(PROVIDED DATA)

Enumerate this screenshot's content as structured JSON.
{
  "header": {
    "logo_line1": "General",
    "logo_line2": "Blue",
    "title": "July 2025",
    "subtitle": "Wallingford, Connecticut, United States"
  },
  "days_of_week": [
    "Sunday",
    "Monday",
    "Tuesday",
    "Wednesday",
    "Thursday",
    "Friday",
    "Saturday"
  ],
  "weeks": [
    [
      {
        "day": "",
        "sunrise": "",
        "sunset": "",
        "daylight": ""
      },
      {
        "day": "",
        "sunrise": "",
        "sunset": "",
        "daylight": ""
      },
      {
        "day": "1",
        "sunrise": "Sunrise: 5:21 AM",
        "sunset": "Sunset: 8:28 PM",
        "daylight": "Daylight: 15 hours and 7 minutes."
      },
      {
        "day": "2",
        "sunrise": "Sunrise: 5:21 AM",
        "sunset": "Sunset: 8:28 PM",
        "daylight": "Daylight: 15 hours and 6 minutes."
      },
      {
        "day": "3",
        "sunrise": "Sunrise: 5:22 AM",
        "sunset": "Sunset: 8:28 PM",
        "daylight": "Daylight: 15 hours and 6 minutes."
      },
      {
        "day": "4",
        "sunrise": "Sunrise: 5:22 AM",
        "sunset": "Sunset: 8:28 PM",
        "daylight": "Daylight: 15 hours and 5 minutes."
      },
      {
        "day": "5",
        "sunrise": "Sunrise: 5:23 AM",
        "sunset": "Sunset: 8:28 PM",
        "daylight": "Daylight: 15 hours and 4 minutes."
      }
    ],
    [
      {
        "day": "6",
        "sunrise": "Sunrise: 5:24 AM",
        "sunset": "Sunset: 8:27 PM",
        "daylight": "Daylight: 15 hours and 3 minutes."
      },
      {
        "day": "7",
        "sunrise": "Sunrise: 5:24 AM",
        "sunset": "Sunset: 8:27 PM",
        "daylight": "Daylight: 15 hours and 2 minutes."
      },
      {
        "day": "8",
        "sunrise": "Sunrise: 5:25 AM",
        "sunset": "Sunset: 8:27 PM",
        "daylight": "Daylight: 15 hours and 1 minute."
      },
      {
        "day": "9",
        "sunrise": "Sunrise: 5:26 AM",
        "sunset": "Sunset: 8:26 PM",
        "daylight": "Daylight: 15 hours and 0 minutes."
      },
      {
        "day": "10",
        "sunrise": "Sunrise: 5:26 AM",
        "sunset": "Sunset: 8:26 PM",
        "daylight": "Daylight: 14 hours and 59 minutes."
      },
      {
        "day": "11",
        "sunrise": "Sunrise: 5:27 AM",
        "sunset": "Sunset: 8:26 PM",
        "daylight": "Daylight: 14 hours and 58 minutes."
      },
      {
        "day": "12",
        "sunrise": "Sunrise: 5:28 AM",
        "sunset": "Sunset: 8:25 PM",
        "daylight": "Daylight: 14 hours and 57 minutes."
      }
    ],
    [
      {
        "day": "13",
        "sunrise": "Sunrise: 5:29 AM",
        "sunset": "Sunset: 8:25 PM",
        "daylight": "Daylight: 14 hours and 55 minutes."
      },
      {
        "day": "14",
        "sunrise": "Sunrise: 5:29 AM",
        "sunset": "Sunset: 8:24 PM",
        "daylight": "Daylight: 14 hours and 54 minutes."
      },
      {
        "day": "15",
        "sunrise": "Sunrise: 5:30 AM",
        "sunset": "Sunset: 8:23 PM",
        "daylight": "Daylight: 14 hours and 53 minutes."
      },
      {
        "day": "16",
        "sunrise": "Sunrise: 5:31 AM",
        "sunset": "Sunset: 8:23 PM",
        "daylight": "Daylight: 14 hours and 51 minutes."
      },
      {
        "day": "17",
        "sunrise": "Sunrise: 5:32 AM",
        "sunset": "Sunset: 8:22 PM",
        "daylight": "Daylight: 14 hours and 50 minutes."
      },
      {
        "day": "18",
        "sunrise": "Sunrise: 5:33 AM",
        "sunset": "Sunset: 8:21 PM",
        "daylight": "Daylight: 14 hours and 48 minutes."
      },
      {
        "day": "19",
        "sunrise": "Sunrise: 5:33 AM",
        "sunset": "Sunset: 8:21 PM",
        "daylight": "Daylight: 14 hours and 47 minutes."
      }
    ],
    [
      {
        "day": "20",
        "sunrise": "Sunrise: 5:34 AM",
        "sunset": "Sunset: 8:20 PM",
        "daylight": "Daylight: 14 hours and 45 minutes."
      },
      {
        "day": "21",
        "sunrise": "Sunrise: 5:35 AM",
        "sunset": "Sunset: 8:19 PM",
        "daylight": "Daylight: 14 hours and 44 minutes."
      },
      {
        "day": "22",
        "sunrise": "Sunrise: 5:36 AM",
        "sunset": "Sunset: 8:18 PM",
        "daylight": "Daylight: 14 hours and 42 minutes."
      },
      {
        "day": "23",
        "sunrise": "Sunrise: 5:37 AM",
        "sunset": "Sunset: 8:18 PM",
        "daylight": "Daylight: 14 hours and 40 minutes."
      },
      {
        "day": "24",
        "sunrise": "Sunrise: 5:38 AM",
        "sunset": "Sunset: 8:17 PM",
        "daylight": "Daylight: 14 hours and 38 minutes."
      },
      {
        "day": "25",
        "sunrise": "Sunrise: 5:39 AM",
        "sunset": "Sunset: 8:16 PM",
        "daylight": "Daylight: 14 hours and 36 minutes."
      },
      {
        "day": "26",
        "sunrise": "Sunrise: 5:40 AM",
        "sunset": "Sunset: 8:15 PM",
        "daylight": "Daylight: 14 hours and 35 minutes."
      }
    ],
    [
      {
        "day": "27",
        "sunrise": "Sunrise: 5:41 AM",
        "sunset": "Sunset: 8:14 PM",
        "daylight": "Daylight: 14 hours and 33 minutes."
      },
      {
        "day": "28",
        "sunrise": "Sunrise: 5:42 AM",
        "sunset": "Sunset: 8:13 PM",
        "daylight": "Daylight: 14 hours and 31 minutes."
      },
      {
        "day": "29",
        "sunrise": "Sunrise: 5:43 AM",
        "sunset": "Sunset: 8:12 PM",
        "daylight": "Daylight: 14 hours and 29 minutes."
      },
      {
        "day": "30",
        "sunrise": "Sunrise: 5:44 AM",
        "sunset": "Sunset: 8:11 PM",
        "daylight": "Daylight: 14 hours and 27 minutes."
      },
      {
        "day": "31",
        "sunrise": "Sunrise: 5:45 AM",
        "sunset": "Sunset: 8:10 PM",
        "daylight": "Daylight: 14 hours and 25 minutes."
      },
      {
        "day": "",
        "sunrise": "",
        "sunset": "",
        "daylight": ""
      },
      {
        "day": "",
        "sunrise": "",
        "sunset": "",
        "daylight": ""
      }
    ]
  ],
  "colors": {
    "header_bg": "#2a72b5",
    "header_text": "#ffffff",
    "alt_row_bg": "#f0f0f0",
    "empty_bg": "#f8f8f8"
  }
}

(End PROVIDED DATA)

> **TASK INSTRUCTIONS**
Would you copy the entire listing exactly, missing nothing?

> **WRITTEN ANSWER**
Enumerate this screenshot's content as structured JSON.
{
  "header": {
    "logo_line1": "General",
    "logo_line2": "Blue",
    "title": "July 2025",
    "subtitle": "Wallingford, Connecticut, United States"
  },
  "days_of_week": [
    "Sunday",
    "Monday",
    "Tuesday",
    "Wednesday",
    "Thursday",
    "Friday",
    "Saturday"
  ],
  "weeks": [
    [
      {
        "day": "",
        "sunrise": "",
        "sunset": "",
        "daylight": ""
      },
      {
        "day": "",
        "sunrise": "",
        "sunset": "",
        "daylight": ""
      },
      {
        "day": "1",
        "sunrise": "Sunrise: 5:21 AM",
        "sunset": "Sunset: 8:28 PM",
        "daylight": "Daylight: 15 hours and 7 minutes."
      },
      {
        "day": "2",
        "sunrise": "Sunrise: 5:21 AM",
        "sunset": "Sunset: 8:28 PM",
        "daylight": "Daylight: 15 hours and 6 minutes."
      },
      {
        "day": "3",
        "sunrise": "Sunrise: 5:22 AM",
        "sunset": "Sunset: 8:28 PM",
        "daylight": "Daylight: 15 hours and 6 minutes."
      },
      {
        "day": "4",
        "sunrise": "Sunrise: 5:22 AM",
        "sunset": "Sunset: 8:28 PM",
        "daylight": "Daylight: 15 hours and 5 minutes."
      },
      {
        "day": "5",
        "sunrise": "Sunrise: 5:23 AM",
        "sunset": "Sunset: 8:28 PM",
        "daylight": "Daylight: 15 hours and 4 minutes."
      }
    ],
    [
      {
        "day": "6",
        "sunrise": "Sunrise: 5:24 AM",
        "sunset": "Sunset: 8:27 PM",
        "daylight": "Daylight: 15 hours and 3 minutes."
      },
      {
        "day": "7",
        "sunrise": "Sunrise: 5:24 AM",
        "sunset": "Sunset: 8:27 PM",
        "daylight": "Daylight: 15 hours and 2 minutes."
      },
      {
        "day": "8",
        "sunrise": "Sunrise: 5:25 AM",
        "sunset": "Sunset: 8:27 PM",
        "daylight": "Daylight: 15 hours and 1 minute."
      },
      {
        "day": "9",
        "sunrise": "Sunrise: 5:26 AM",
        "sunset": "Sunset: 8:26 PM",
        "daylight": "Daylight: 15 hours and 0 minutes."
      },
      {
        "day": "10",
        "sunrise": "Sunrise: 5:26 AM",
        "sunset": "Sunset: 8:26 PM",
        "daylight": "Daylight: 14 hours and 59 minutes."
      },
      {
        "day": "11",
        "sunrise": "Sunrise: 5:27 AM",
        "sunset": "Sunset: 8:26 PM",
        "daylight": "Daylight: 14 hours and 58 minutes."
      },
      {
        "day": "12",
        "sunrise": "Sunrise: 5:28 AM",
        "sunset": "Sunset: 8:25 PM",
        "daylight": "Daylight: 14 hours and 57 minutes."
      }
    ],
    [
      {
        "day": "13",
        "sunrise": "Sunrise: 5:29 AM",
        "sunset": "Sunset: 8:25 PM",
        "daylight": "Daylight: 14 hours and 55 minutes."
      },
      {
        "day": "14",
        "sunrise": "Sunrise: 5:29 AM",
        "sunset": "Sunset: 8:24 PM",
        "daylight": "Daylight: 14 hours and 54 minutes."
      },
      {
        "day": "15",
        "sunrise": "Sunrise: 5:30 AM",
        "sunset": "Sunset: 8:23 PM",
        "daylight": "Daylight: 14 hours and 53 minutes."
      },
      {
        "day": "16",
        "sunrise": "Sunrise: 5:31 AM",
        "sunset": "Sunset: 8:23 PM",
        "daylight": "Daylight: 14 hours and 51 minutes."
      },
      {
        "day": "17",
        "sunrise": "Sunrise: 5:32 AM",
        "sunset": "Sunset: 8:22 PM",
        "daylight": "Daylight: 14 hours and 50 minutes."
      },
      {
        "day": "18",
        "sunrise": "Sunrise: 5:33 AM",
        "sunset": "Sunset: 8:21 PM",
        "daylight": "Daylight: 14 hours and 48 minutes."
      },
      {
        "day": "19",
        "sunrise": "Sunrise: 5:33 AM",
        "sunset": "Sunset: 8:21 PM",
        "daylight": "Daylight: 14 hours and 47 minutes."
      }
    ],
    [
      {
        "day": "20",
        "sunrise": "Sunrise: 5:34 AM",
        "sunset": "Sunset: 8:20 PM",
        "daylight": "Daylight: 14 hours and 45 minutes."
      },
      {
        "day": "21",
        "sunrise": "Sunrise: 5:35 AM",
        "sunset": "Sunset: 8:19 PM",
        "daylight": "Daylight: 14 hours and 44 minutes."
      },
      {
        "day": "22",
        "sunrise": "Sunrise: 5:36 AM",
        "sunset": "Sunset: 8:18 PM",
        "daylight": "Daylight: 14 hours and 42 minutes."
      },
      {
        "day": "23",
        "sunrise": "Sunrise: 5:37 AM",
        "sunset": "Sunset: 8:18 PM",
        "daylight": "Daylight: 14 hours and 40 minutes."
      },
      {
        "day": "24",
        "sunrise": "Sunrise: 5:38 AM",
        "sunset": "Sunset: 8:17 PM",
        "daylight": "Daylight: 14 hours and 38 minutes."
      },
      {
        "day": "25",
        "sunrise": "Sunrise: 5:39 AM",
        "sunset": "Sunset: 8:16 PM",
        "daylight": "Daylight: 14 hours and 36 minutes."
      },
      {
        "day": "26",
        "sunrise": "Sunrise: 5:40 AM",
        "sunset": "Sunset: 8:15 PM",
        "daylight": "Daylight: 14 hours and 35 minutes."
      }
    ],
    [
      {
        "day": "27",
        "sunrise": "Sunrise: 5:41 AM",
        "sunset": "Sunset: 8:14 PM",
        "daylight": "Daylight: 14 hours and 33 minutes."
      },
      {
        "day": "28",
        "sunrise": "Sunrise: 5:42 AM",
        "sunset": "Sunset: 8:13 PM",
        "daylight": "Daylight: 14 hours and 31 minutes."
      },
      {
        "day": "29",
        "sunrise": "Sunrise: 5:43 AM",
        "sunset": "Sunset: 8:12 PM",
        "daylight": "Daylight: 14 hours and 29 minutes."
      },
      {
        "day": "30",
        "sunrise": "Sunrise: 5:44 AM",
        "sunset": "Sunset: 8:11 PM",
        "daylight": "Daylight: 14 hours and 27 minutes."
      },
      {
        "day": "31",
        "sunrise": "Sunrise: 5:45 AM",
        "sunset": "Sunset: 8:10 PM",
        "daylight": "Daylight: 14 hours and 25 minutes."
      },
      {
        "day": "",
        "sunrise": "",
        "sunset": "",
        "daylight": ""
      },
      {
        "day": "",
        "sunrise": "",
        "sunset": "",
        "daylight": ""
      }
    ]
  ],
  "colors": {
    "header_bg": "#2a72b5",
    "header_text": "#ffffff",
    "alt_row_bg": "#f0f0f0",
    "empty_bg": "#f8f8f8"
  }
}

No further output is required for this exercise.